[Records for processing Boundary: Start]

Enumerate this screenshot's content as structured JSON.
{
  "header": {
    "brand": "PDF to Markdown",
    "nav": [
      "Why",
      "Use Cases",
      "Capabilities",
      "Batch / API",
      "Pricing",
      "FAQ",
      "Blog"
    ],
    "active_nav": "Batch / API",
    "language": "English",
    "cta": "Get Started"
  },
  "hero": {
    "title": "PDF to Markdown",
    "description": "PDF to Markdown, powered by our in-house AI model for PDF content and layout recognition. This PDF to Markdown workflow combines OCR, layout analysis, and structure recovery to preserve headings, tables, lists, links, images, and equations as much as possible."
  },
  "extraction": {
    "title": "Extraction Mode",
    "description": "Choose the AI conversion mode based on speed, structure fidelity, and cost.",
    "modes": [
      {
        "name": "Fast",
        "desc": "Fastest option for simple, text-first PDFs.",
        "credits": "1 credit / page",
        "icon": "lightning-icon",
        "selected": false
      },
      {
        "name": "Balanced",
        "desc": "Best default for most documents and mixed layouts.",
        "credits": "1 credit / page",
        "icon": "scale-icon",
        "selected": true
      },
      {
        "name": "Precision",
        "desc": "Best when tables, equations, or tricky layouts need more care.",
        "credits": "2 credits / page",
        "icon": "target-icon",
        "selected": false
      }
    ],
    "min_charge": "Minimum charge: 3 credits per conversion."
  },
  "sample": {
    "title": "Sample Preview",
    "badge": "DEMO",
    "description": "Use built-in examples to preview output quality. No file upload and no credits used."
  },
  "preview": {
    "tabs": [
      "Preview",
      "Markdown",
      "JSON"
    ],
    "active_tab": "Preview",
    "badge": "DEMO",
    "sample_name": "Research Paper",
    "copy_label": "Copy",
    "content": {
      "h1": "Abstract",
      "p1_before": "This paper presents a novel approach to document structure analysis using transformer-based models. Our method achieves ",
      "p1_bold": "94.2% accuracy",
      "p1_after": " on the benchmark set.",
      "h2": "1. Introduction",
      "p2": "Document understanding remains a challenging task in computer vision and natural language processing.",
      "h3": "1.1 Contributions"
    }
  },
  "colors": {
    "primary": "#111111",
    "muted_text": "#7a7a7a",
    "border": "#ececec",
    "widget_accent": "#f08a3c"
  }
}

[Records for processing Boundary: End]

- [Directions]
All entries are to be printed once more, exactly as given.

- [Solution]
Enumerate this screenshot's content as structured JSON.
{
  "header": {
    "brand": "PDF to Markdown",
    "nav": [
      "Why",
      "Use Cases",
      "Capabilities",
      "Batch / API",
      "Pricing",
      "FAQ",
      "Blog"
    ],
    "active_nav": "Batch / API",
    "language": "English",
    "cta": "Get Started"
  },
  "hero": {
    "title": "PDF to Markdown",
    "description": "PDF to Markdown, powered by our in-house AI model for PDF content and layout recognition. This PDF to Markdown workflow combines OCR, layout analysis, and structure recovery to preserve headings, tables, lists, links, images, and equations as much as possible."
  },
  "extraction": {
    "title": "Extraction Mode",
    "description": "Choose the AI conversion mode based on speed, structure fidelity, and cost.",
    "modes": [
      {
        "name": "Fast",
        "desc": "Fastest option for simple, text-first PDFs.",
        "credits": "1 credit / page",
        "icon": "lightning-icon",
        "selected": false
      },
      {
        "name": "Balanced",
        "desc": "Best default for most documents and mixed layouts.",
        "credits": "1 credit / page",
        "icon": "scale-icon",
        "selected": true
      },
      {
        "name": "Precision",
        "desc": "Best when tables, equations, or tricky layouts need more care.",
        "credits": "2 credits / page",
        "icon": "target-icon",
        "selected": false
      }
    ],
    "min_charge": "Minimum charge: 3 credits per conversion."
  },
  "sample": {
    "title": "Sample Preview",
    "badge": "DEMO",
    "description": "Use built-in examples to preview output quality. No file upload and no credits used."
  },
  "preview": {
    "tabs": [
      "Preview",
      "Markdown",
      "JSON"
    ],
    "active_tab": "Preview",
    "badge": "DEMO",
    "sample_name": "Research Paper",
    "copy_label": "Copy",
    "content": {
      "h1": "Abstract",
      "p1_before": "This paper presents a novel approach to document structure analysis using transformer-based models. Our method achieves ",
      "p1_bold": "94.2% accuracy",
      "p1_after": " on the benchmark set.",
      "h2": "1. Introduction",
      "p2": "Document understanding remains a challenging task in computer vision and natural language processing.",
      "h3": "1.1 Contributions"
    }
  },
  "colors": {
    "primary": "#111111",
    "muted_text": "#7a7a7a",
    "border": "#ececec",
    "widget_accent": "#f08a3c"
  }
}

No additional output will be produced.